“Pumping Iron” – This may be Joe’s best song – a real rocker that Bruce loves. It’s off the 1980 album Have A Good Time But Get Out Alive! released by an early iteration of the band, The Iron City Houserockers. Joe and Bruce share the vocals, and the guitars shred.

“Code Of Silence” – This is a song Bruce and Joe wrote together – one that Bruce released. A live version of the track appears on the 2003 compilation album The Essential Bruce Springsteen. Although it’s not a widely recognized Bruce tune, the song won a Grammy in 2004. It’s never been one of my favorites, but I always end up liking it.

“Because The Night” – The guitar work rocked, as it always does on this one, and tonight was no exception.

“Promised Land” – This is when the house came down.

They didn’t leave the stage, but ended the set after this one.

“Pink Cadillac” – I believe this one was an audible called by Joe, and it was the best song of the night (in my opinion). This version rocks, and the crowd was completely into it. Bruce slowed it down at one point – and the audience sang a verse. It was a fantastic moment inside the Wonder Bar.

“Light Of Day” – Bruce dedicates the song to all the fans “out in the streets” listening and watching through the windows. Pure Rock-N-Roll – a powerful performance to close the show.

I’ve seen Bruce and Joe play more than a dozen times together. The setlists have been very similar over the past few years, but no big deal. It was an amazing night of music in Asbury Park with Bruce – everyone, including myself, felt very lucky to have been there.

The Wonder Bar was jammed, and fans piled up outside as word got out over social media that Bruce was in town. “The whole street got completely packed with people,” the bar’s owner, Debbie DeLisa, told CNN. “It was insane.”

Look for a new Bruce album next year. He seems to be in touring shape – and if all goes well, The River box set will be out for Christmas.

Bruce Springsteen and Joe Grushecky & The Houserockers
July 18, 2015 – Wonder Bar, Asbury Park, NJ

Never Be Enough Time
Adam Raised A Cain
Darkness On The Edge Of Town
Racing In The Street (’78)
Chain Smokin’
Talking To The King
Save My Love
Frankie Fell In Love
Atlantic City
Pumping Iron
Code Of Silence
Because The Night
The Promised Land
Pink Cadillac
Light Of Day

Steve Spohn is a former Saturday Night Live and Nickelodeon Television executive. Growing up near Princeton, NJ, led to a musical addiction, with WMMR in Philly and WNEW in NYC providing the daily dose.

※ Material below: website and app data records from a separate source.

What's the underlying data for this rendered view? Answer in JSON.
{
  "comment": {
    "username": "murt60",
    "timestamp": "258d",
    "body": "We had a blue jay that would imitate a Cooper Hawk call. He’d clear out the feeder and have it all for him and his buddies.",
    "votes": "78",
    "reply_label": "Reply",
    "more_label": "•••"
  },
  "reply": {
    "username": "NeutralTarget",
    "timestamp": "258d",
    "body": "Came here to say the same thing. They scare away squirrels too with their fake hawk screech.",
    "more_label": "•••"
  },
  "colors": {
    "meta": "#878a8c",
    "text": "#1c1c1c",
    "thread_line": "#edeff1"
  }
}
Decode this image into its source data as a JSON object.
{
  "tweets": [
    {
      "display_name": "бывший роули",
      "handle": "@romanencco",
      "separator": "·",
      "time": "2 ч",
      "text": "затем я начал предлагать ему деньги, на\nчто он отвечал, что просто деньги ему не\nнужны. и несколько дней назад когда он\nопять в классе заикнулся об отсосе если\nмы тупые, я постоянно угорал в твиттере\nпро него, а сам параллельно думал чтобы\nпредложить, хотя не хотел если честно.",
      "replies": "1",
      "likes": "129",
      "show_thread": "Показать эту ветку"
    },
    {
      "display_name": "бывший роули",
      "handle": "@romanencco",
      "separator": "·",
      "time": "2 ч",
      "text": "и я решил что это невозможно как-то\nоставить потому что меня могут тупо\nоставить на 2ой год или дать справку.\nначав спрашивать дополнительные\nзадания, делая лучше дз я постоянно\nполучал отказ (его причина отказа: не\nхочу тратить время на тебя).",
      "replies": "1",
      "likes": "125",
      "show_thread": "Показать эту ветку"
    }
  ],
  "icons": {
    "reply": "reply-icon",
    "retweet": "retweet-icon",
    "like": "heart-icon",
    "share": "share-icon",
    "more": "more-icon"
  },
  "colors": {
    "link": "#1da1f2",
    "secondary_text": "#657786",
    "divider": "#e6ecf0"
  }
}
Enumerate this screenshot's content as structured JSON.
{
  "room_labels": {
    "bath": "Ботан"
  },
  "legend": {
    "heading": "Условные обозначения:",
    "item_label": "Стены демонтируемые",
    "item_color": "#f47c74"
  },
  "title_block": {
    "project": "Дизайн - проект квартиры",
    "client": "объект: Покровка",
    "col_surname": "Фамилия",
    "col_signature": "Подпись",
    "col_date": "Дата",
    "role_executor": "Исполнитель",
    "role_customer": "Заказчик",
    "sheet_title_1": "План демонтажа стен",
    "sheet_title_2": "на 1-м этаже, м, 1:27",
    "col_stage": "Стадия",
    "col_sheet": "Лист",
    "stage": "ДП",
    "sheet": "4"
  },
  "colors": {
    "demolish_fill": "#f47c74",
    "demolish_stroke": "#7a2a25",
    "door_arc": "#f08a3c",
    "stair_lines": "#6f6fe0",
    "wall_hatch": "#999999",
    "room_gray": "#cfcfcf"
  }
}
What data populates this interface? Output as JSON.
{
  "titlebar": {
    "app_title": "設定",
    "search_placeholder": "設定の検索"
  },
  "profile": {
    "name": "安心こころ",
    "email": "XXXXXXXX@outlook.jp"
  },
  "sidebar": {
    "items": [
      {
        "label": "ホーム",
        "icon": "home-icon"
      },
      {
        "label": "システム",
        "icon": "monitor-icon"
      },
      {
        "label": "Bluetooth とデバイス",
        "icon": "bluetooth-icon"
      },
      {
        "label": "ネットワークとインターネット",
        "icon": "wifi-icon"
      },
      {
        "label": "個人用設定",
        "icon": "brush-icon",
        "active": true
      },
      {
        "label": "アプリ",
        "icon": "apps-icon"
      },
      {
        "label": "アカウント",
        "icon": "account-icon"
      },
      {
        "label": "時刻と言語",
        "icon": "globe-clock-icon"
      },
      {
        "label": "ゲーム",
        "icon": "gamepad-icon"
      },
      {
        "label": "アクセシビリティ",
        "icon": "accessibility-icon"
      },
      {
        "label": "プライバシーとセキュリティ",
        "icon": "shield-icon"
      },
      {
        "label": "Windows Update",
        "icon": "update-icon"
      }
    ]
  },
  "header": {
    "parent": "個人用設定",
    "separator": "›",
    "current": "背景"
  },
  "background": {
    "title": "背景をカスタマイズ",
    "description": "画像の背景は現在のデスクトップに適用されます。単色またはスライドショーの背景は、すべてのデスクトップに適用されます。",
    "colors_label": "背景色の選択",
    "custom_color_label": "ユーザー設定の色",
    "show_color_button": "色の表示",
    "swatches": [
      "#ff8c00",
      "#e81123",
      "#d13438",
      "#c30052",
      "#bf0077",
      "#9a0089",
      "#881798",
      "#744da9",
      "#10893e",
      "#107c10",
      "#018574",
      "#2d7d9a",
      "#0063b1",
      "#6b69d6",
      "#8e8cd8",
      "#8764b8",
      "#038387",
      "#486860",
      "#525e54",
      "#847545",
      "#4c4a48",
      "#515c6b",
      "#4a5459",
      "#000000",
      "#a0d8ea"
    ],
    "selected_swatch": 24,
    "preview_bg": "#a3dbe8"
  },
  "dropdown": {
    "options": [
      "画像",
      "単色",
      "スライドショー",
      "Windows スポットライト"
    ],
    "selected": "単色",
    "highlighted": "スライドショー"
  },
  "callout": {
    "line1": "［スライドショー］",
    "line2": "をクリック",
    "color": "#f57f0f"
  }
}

When not attending or planning to attend Bruce Springsteen concerts, he's plugging away as a screenwriter in Beverly Hills. Reach Steve at SSpohn@SongMango.com.